• **What you are asked to do**: Please return every record exactly as written, leaving out the pictures.

• **Provided data**:
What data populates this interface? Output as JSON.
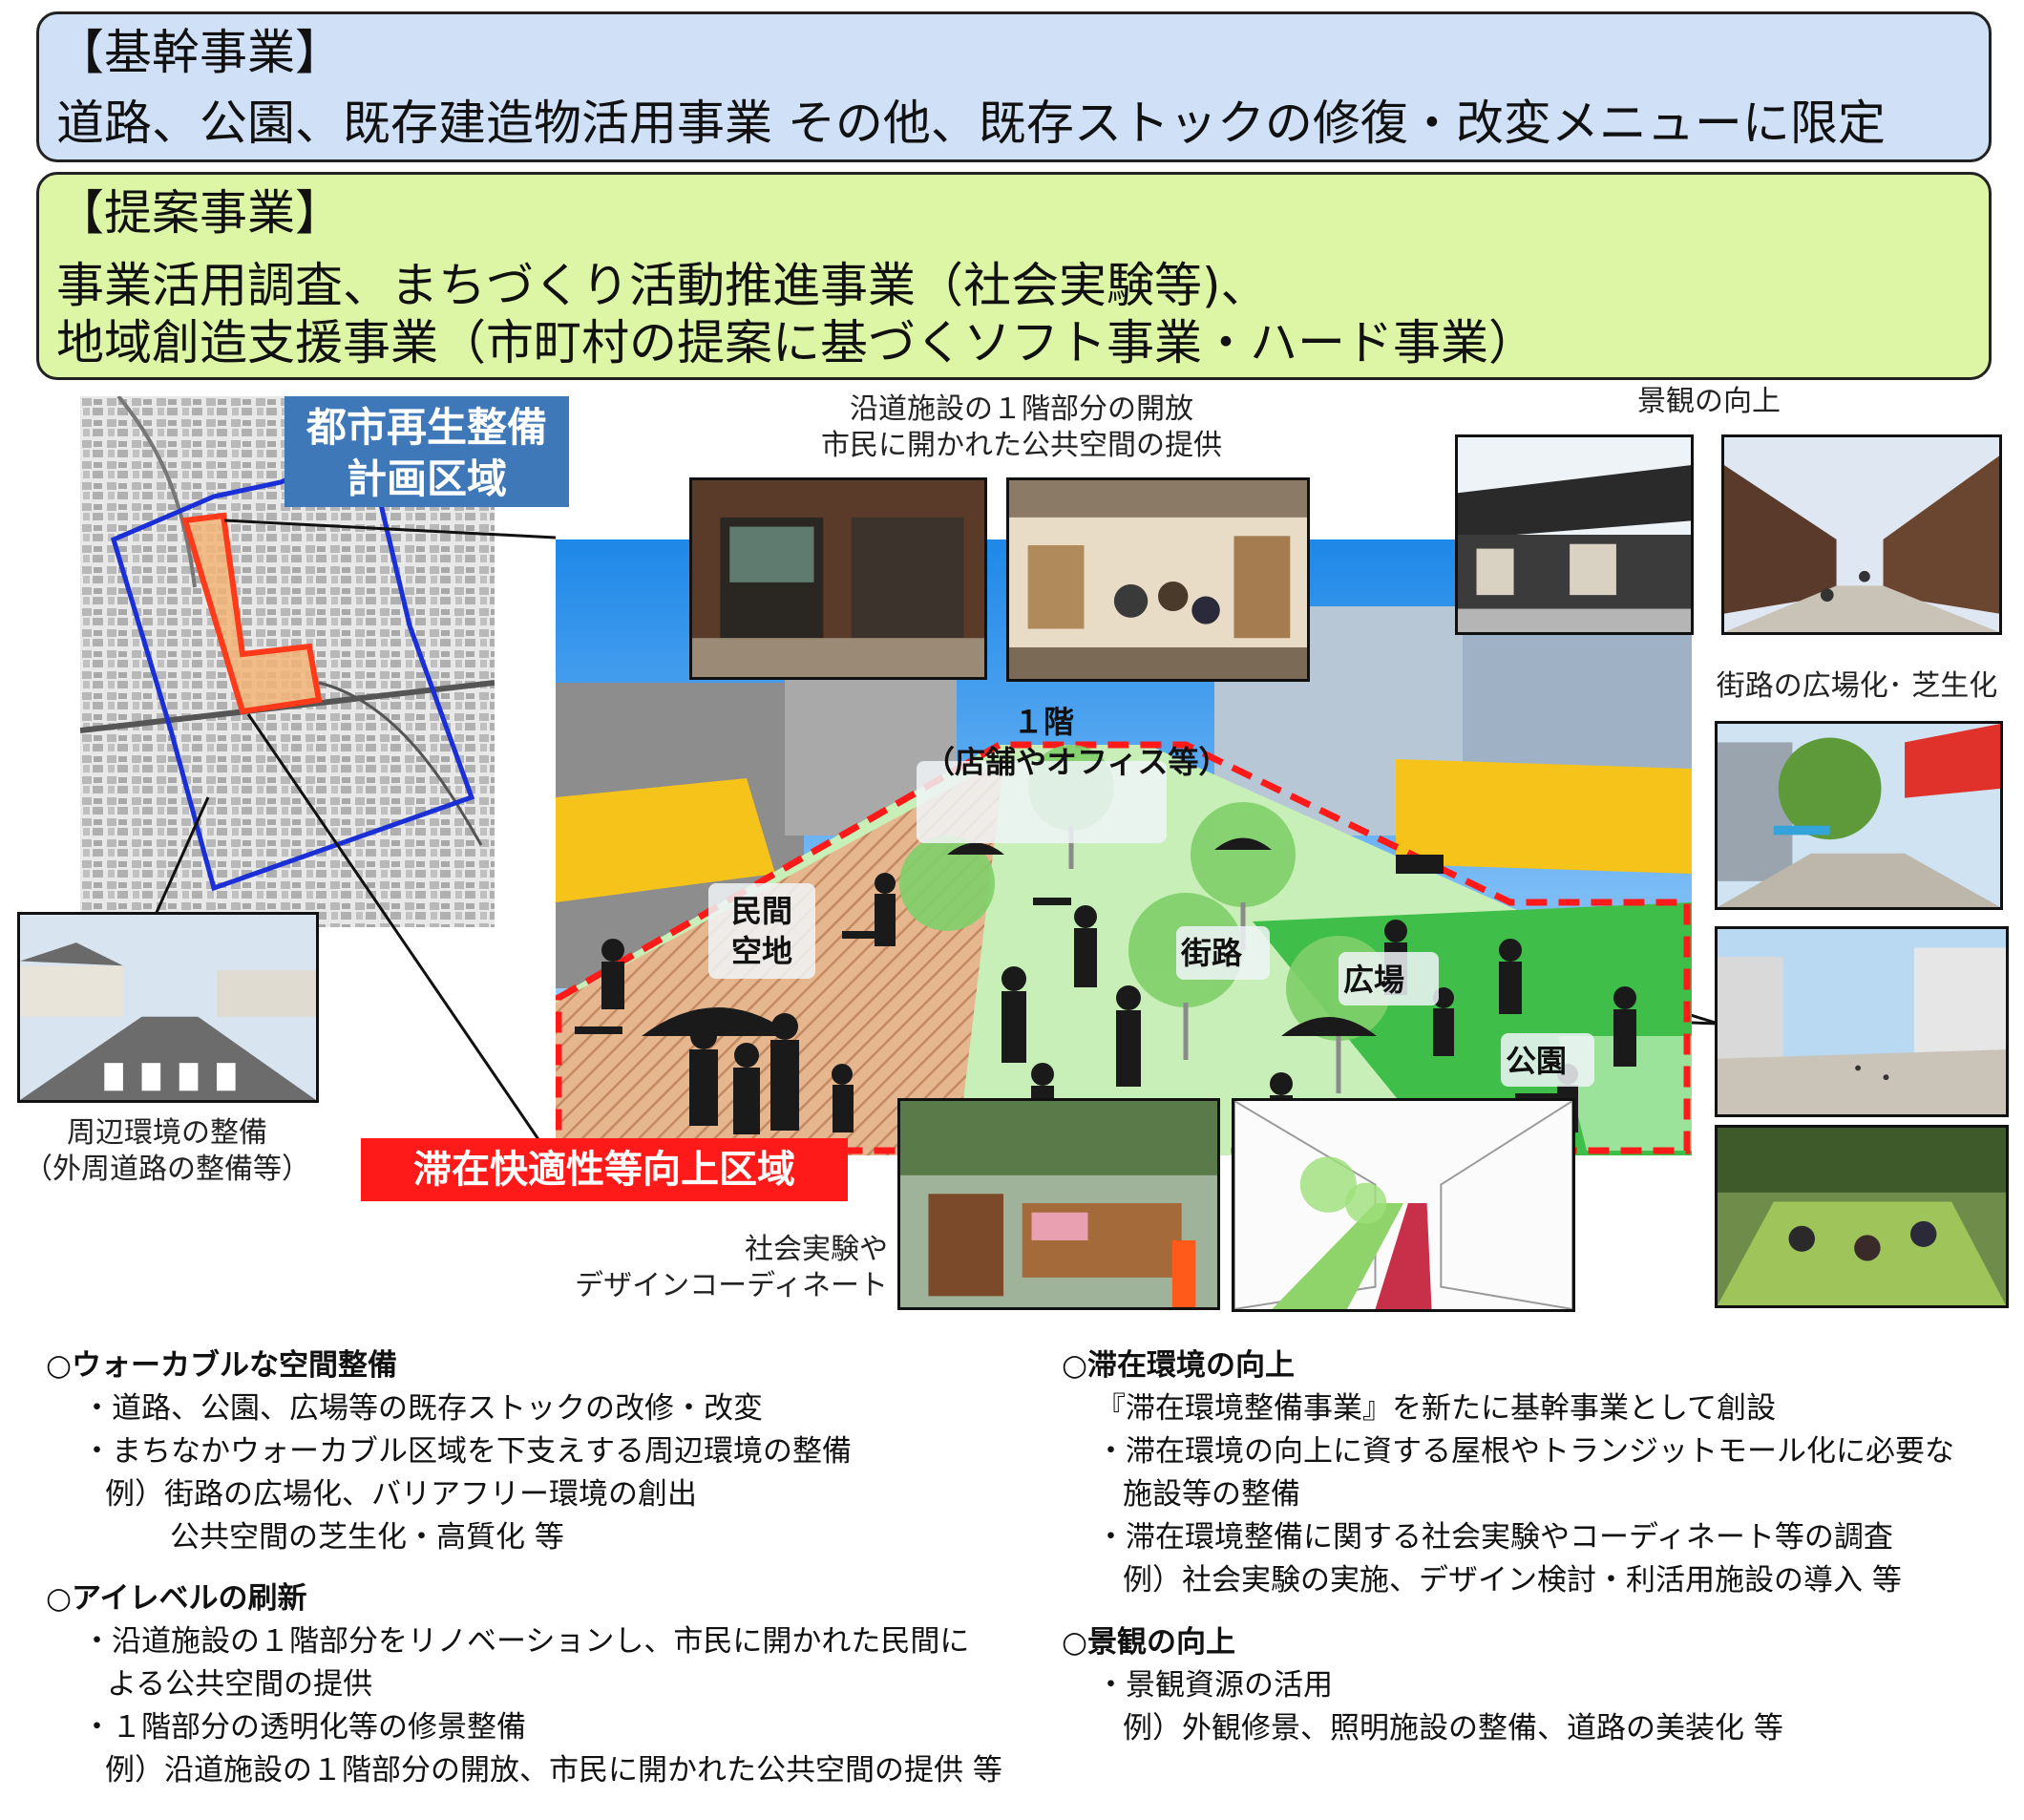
{
  "core": {
    "title": "【基幹事業】",
    "line1": "道路、公園、既存建造物活用事業 その他、既存ストックの修復・改変メニューに限定",
    "bg": "#cfe0f7"
  },
  "proposal": {
    "title": "【提案事業】",
    "line1": "事業活用調査、まちづくり活動推進事業（社会実験等)、",
    "line2": "地域創造支援事業（市町村の提案に基づくソフト事業・ハード事業）",
    "bg": "#dcf6a6"
  },
  "map_label": {
    "line1": "都市再生整備",
    "line2": "計画区域"
  },
  "zone_label": "滞在快適性等向上区域",
  "captions": {
    "ground_open_1": "沿道施設の１階部分の開放",
    "ground_open_2": "市民に開かれた公共空間の提供",
    "landscape": "景観の向上",
    "street_plaza": "街路の広場化･ 芝生化",
    "surround_1": "周辺環境の整備",
    "surround_2": "（外周道路の整備等）",
    "experiment_1": "社会実験や",
    "experiment_2": "デザインコーディネート"
  },
  "illustration_labels": {
    "first_floor_1": "１階",
    "first_floor_2": "（店舗やオフィス等）",
    "private_1": "民間",
    "private_2": "空地",
    "street": "街路",
    "plaza": "広場",
    "park": "公園"
  },
  "sections_left": [
    {
      "heading": "○ウォーカブルな空間整備",
      "lines": [
        "・道路、公園、広場等の既存ストックの改修・改変",
        "・まちなかウォーカブル区域を下支えする周辺環境の整備",
        "例）街路の広場化、バリアフリー環境の創出",
        "公共空間の芝生化・高質化 等"
      ]
    },
    {
      "heading": "○アイレベルの刷新",
      "lines": [
        "・沿道施設の１階部分をリノベーションし、市民に開かれた民間に",
        "よる公共空間の提供",
        "・１階部分の透明化等の修景整備",
        "例）沿道施設の１階部分の開放、市民に開かれた公共空間の提供 等"
      ]
    }
  ],
  "sections_right": [
    {
      "heading": "○滞在環境の向上",
      "lines": [
        "『滞在環境整備事業』を新たに基幹事業として創設",
        "・滞在環境の向上に資する屋根やトランジットモール化に必要な",
        "施設等の整備",
        "・滞在環境整備に関する社会実験やコーディネート等の調査",
        "例）社会実験の実施、デザイン検討・利活用施設の導入 等"
      ]
    },
    {
      "heading": "○景観の向上",
      "lines": [
        "・景観資源の活用",
        "例）外観修景、照明施設の整備、道路の美装化 等"
      ]
    }
  ],
  "colors": {
    "zone_red": "#ff1a1a",
    "map_blue_label": "#3f78b8",
    "boundary_blue": "#1a2fd6",
    "street_green": "#c8efb8",
    "plaza_green": "#3fbf4a",
    "private_brown": "#d9a27a",
    "awning_yellow": "#f5c31a"
  }
}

• **Written solution**:
What data populates this interface? Output as JSON.
{
  "core": {
    "title": "【基幹事業】",
    "line1": "道路、公園、既存建造物活用事業 その他、既存ストックの修復・改変メニューに限定",
    "bg": "#cfe0f7"
  },
  "proposal": {
    "title": "【提案事業】",
    "line1": "事業活用調査、まちづくり活動推進事業（社会実験等)、",
    "line2": "地域創造支援事業（市町村の提案に基づくソフト事業・ハード事業）",
    "bg": "#dcf6a6"
  },
  "map_label": {
    "line1": "都市再生整備",
    "line2": "計画区域"
  },
  "zone_label": "滞在快適性等向上区域",
  "captions": {
    "ground_open_1": "沿道施設の１階部分の開放",
    "ground_open_2": "市民に開かれた公共空間の提供",
    "landscape": "景観の向上",
    "street_plaza": "街路の広場化･ 芝生化",
    "surround_1": "周辺環境の整備",
    "surround_2": "（外周道路の整備等）",
    "experiment_1": "社会実験や",
    "experiment_2": "デザインコーディネート"
  },
  "illustration_labels": {
    "first_floor_1": "１階",
    "first_floor_2": "（店舗やオフィス等）",
    "private_1": "民間",
    "private_2": "空地",
    "street": "街路",
    "plaza": "広場",
    "park": "公園"
  },
  "sections_left": [
    {
      "heading": "○ウォーカブルな空間整備",
      "lines": [
        "・道路、公園、広場等の既存ストックの改修・改変",
        "・まちなかウォーカブル区域を下支えする周辺環境の整備",
        "例）街路の広場化、バリアフリー環境の創出",
        "公共空間の芝生化・高質化 等"
      ]
    },
    {
      "heading": "○アイレベルの刷新",
      "lines": [
        "・沿道施設の１階部分をリノベーションし、市民に開かれた民間に",
        "よる公共空間の提供",
        "・１階部分の透明化等の修景整備",
        "例）沿道施設の１階部分の開放、市民に開かれた公共空間の提供 等"
      ]
    }
  ],
  "sections_right": [
    {
      "heading": "○滞在環境の向上",
      "lines": [
        "『滞在環境整備事業』を新たに基幹事業として創設",
        "・滞在環境の向上に資する屋根やトランジットモール化に必要な",
        "施設等の整備",
        "・滞在環境整備に関する社会実験やコーディネート等の調査",
        "例）社会実験の実施、デザイン検討・利活用施設の導入 等"
      ]
    },
    {
      "heading": "○景観の向上",
      "lines": [
        "・景観資源の活用",
        "例）外観修景、照明施設の整備、道路の美装化 等"
      ]
    }
  ],
  "colors": {
    "zone_red": "#ff1a1a",
    "map_blue_label": "#3f78b8",
    "boundary_blue": "#1a2fd6",
    "street_green": "#c8efb8",
    "plaza_green": "#3fbf4a",
    "private_brown": "#d9a27a",
    "awning_yellow": "#f5c31a"
  }
}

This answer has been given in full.